Required action: Could you please write out the data shown below, exactly and in full?

┌──

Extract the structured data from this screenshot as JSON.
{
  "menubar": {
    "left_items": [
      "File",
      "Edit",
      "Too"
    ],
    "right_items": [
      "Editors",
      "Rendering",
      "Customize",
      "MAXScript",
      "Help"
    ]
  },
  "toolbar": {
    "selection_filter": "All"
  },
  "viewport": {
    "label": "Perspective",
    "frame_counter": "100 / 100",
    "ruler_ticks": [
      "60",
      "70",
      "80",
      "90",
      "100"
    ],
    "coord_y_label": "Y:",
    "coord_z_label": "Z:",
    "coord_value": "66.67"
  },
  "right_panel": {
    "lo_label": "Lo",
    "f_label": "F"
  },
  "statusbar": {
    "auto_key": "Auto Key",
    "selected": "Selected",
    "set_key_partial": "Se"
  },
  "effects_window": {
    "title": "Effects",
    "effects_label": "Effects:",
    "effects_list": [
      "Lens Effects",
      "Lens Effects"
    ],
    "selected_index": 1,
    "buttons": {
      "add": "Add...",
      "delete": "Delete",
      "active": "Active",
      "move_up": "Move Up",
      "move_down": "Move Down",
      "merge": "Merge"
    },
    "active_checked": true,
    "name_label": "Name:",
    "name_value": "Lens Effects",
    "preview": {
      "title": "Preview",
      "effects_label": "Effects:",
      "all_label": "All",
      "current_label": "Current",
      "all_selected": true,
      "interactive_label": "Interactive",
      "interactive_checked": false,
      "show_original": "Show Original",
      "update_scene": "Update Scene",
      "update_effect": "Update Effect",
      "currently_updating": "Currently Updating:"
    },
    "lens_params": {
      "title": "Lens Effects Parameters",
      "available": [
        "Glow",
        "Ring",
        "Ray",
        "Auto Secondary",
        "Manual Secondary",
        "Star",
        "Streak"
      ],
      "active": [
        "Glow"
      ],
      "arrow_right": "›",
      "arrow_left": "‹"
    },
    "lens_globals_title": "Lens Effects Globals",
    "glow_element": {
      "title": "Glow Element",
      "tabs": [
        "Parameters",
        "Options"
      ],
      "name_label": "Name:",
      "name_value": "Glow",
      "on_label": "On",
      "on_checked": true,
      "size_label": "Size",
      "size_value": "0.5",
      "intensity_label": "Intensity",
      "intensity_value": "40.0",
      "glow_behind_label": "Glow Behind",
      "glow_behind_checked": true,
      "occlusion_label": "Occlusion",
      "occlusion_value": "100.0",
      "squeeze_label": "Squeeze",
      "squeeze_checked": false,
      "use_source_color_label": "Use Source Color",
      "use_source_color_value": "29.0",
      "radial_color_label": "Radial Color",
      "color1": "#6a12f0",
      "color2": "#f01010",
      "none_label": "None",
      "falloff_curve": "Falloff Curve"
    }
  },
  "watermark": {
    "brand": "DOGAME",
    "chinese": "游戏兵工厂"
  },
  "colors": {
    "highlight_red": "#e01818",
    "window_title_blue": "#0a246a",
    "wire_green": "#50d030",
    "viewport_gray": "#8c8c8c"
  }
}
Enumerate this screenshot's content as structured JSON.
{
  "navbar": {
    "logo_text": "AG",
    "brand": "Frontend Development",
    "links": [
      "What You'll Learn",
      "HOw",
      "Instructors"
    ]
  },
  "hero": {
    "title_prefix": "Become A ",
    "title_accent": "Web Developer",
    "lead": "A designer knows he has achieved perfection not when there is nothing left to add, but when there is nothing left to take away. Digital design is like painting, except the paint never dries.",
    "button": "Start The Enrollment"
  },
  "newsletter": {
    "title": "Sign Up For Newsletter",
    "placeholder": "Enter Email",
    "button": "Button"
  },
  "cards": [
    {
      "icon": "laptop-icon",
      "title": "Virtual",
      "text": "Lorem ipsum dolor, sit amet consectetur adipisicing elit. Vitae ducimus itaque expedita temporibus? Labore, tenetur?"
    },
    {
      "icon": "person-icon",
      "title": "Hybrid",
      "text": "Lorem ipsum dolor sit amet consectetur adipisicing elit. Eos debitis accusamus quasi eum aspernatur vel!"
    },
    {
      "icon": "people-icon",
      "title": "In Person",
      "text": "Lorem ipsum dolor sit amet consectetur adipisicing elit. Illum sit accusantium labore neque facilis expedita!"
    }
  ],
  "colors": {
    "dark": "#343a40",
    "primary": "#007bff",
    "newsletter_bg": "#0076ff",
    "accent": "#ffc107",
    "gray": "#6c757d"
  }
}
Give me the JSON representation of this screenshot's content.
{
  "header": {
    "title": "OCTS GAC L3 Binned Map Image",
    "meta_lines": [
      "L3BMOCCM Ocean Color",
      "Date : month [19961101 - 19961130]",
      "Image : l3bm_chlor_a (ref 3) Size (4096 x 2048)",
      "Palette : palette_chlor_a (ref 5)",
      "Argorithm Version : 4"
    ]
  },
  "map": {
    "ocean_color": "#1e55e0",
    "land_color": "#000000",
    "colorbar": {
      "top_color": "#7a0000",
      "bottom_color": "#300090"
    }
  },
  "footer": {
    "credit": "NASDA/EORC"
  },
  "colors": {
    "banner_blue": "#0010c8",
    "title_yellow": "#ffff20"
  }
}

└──

Result:
Extract the structured data from this screenshot as JSON.
{
  "menubar": {
    "left_items": [
      "File",
      "Edit",
      "Too"
    ],
    "right_items": [
      "Editors",
      "Rendering",
      "Customize",
      "MAXScript",
      "Help"
    ]
  },
  "toolbar": {
    "selection_filter": "All"
  },
  "viewport": {
    "label": "Perspective",
    "frame_counter": "100 / 100",
    "ruler_ticks": [
      "60",
      "70",
      "80",
      "90",
      "100"
    ],
    "coord_y_label": "Y:",
    "coord_z_label": "Z:",
    "coord_value": "66.67"
  },
  "right_panel": {
    "lo_label": "Lo",
    "f_label": "F"
  },
  "statusbar": {
    "auto_key": "Auto Key",
    "selected": "Selected",
    "set_key_partial": "Se"
  },
  "effects_window": {
    "title": "Effects",
    "effects_label": "Effects:",
    "effects_list": [
      "Lens Effects",
      "Lens Effects"
    ],
    "selected_index": 1,
    "buttons": {
      "add": "Add...",
      "delete": "Delete",
      "active": "Active",
      "move_up": "Move Up",
      "move_down": "Move Down",
      "merge": "Merge"
    },
    "active_checked": true,
    "name_label": "Name:",
    "name_value": "Lens Effects",
    "preview": {
      "title": "Preview",
      "effects_label": "Effects:",
      "all_label": "All",
      "current_label": "Current",
      "all_selected": true,
      "interactive_label": "Interactive",
      "interactive_checked": false,
      "show_original": "Show Original",
      "update_scene": "Update Scene",
      "update_effect": "Update Effect",
      "currently_updating": "Currently Updating:"
    },
    "lens_params": {
      "title": "Lens Effects Parameters",
      "available": [
        "Glow",
        "Ring",
        "Ray",
        "Auto Secondary",
        "Manual Secondary",
        "Star",
        "Streak"
      ],
      "active": [
        "Glow"
      ],
      "arrow_right": "›",
      "arrow_left": "‹"
    },
    "lens_globals_title": "Lens Effects Globals",
    "glow_element": {
      "title": "Glow Element",
      "tabs": [
        "Parameters",
        "Options"
      ],
      "name_label": "Name:",
      "name_value": "Glow",
      "on_label": "On",
      "on_checked": true,
      "size_label": "Size",
      "size_value": "0.5",
      "intensity_label": "Intensity",
      "intensity_value": "40.0",
      "glow_behind_label": "Glow Behind",
      "glow_behind_checked": true,
      "occlusion_label": "Occlusion",
      "occlusion_value": "100.0",
      "squeeze_label": "Squeeze",
      "squeeze_checked": false,
      "use_source_color_label": "Use Source Color",
      "use_source_color_value": "29.0",
      "radial_color_label": "Radial Color",
      "color1": "#6a12f0",
      "color2": "#f01010",
      "none_label": "None",
      "falloff_curve": "Falloff Curve"
    }
  },
  "watermark": {
    "brand": "DOGAME",
    "chinese": "游戏兵工厂"
  },
  "colors": {
    "highlight_red": "#e01818",
    "window_title_blue": "#0a246a",
    "wire_green": "#50d030",
    "viewport_gray": "#8c8c8c"
  }
}
Enumerate this screenshot's content as structured JSON.
{
  "navbar": {
    "logo_text": "AG",
    "brand": "Frontend Development",
    "links": [
      "What You'll Learn",
      "HOw",
      "Instructors"
    ]
  },
  "hero": {
    "title_prefix": "Become A ",
    "title_accent": "Web Developer",
    "lead": "A designer knows he has achieved perfection not when there is nothing left to add, but when there is nothing left to take away. Digital design is like painting, except the paint never dries.",
    "button": "Start The Enrollment"
  },
  "newsletter": {
    "title": "Sign Up For Newsletter",
    "placeholder": "Enter Email",
    "button": "Button"
  },
  "cards": [
    {
      "icon": "laptop-icon",
      "title": "Virtual",
      "text": "Lorem ipsum dolor, sit amet consectetur adipisicing elit. Vitae ducimus itaque expedita temporibus? Labore, tenetur?"
    },
    {
      "icon": "person-icon",
      "title": "Hybrid",
      "text": "Lorem ipsum dolor sit amet consectetur adipisicing elit. Eos debitis accusamus quasi eum aspernatur vel!"
    },
    {
      "icon": "people-icon",
      "title": "In Person",
      "text": "Lorem ipsum dolor sit amet consectetur adipisicing elit. Illum sit accusantium labore neque facilis expedita!"
    }
  ],
  "colors": {
    "dark": "#343a40",
    "primary": "#007bff",
    "newsletter_bg": "#0076ff",
    "accent": "#ffc107",
    "gray": "#6c757d"
  }
}
Give me the JSON representation of this screenshot's content.
{
  "header": {
    "title": "OCTS GAC L3 Binned Map Image",
    "meta_lines": [
      "L3BMOCCM Ocean Color",
      "Date : month [19961101 - 19961130]",
      "Image : l3bm_chlor_a (ref 3) Size (4096 x 2048)",
      "Palette : palette_chlor_a (ref 5)",
      "Argorithm Version : 4"
    ]
  },
  "map": {
    "ocean_color": "#1e55e0",
    "land_color": "#000000",
    "colorbar": {
      "top_color": "#7a0000",
      "bottom_color": "#300090"
    }
  },
  "footer": {
    "credit": "NASDA/EORC"
  },
  "colors": {
    "banner_blue": "#0010c8",
    "title_yellow": "#ffff20"
  }
}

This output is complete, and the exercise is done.